Next we move on to Crysis, a science fiction first person shooter by Crytek. It remains one of the most demanding games for any PC and it is also still one of the most beautiful games released to date. Crysis is based in a fictional near-future where an alien spacecraft is discovered buried on an island near the coast of Korea. The single-player campaign has you assume the role of USA Delta Force, ‘Nomad’ who is armed with futuristic weapons and equipment. Crysis uses DirectX10 for graphics rendering.

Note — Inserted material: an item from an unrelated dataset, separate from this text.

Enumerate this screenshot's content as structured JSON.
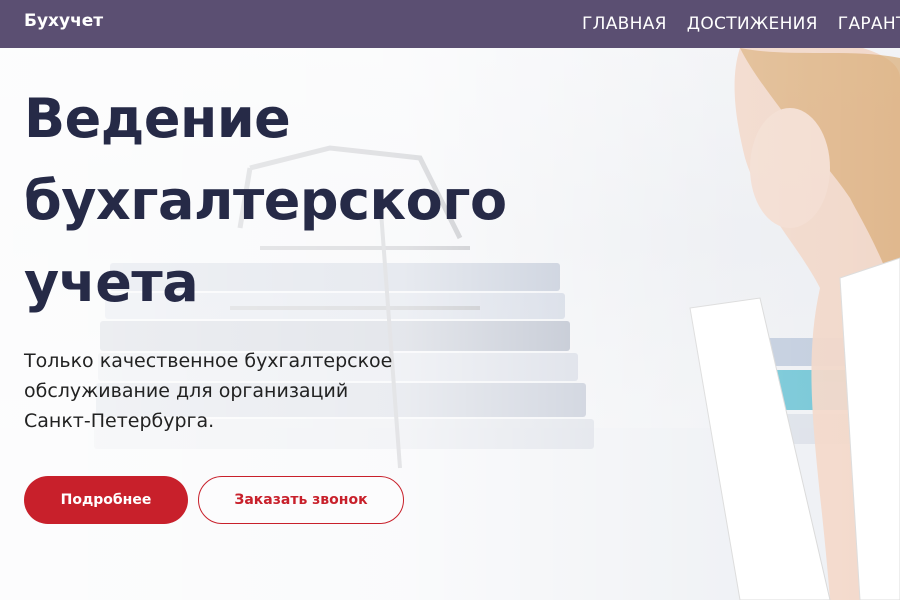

A standalone but related game, Crysis Warhead was released last year. CryEngine2 is the game engine used to power Crysis and Warhead and it is an extended version of the CryEngine that also powers FarCry. As well as supporting Shader Model 2.0, 3.0, and DirectX10’s 4.0, CryEngine2 is also multi-threaded to take advantage of dual core SMP-aware systems and Crytek has developed their own proprietary physics system, called CryPhysics. However, it is noted that actually playing this game is a bit slower than the demo implies.
GPU Demo, Island
All of our settings are set to in-game’s second setting, “high” with no AA (1xAA) except for testing the GT 430 and GT 430′s overclock on “medium” settings as noted on the chart. For all settings, we force 16xAF in the vendors’ control panels. Here is Crysis’ Island Demo benchmark at 1440×900:
Crysis is not playable on the GT 430 on all “high” settings at 1440×900 and no overclock will make it so. Yet far worse is GT 220, so that we see there is good performance to be had going from one GPU generation to the next by upgrading to GT 430. However, once you set the in-game Crysis settings to all “medium”, it becomes very playable – especially overclocked. Crysis on all medium settings still looks very good and you may even consider 2xAA with your GT 430!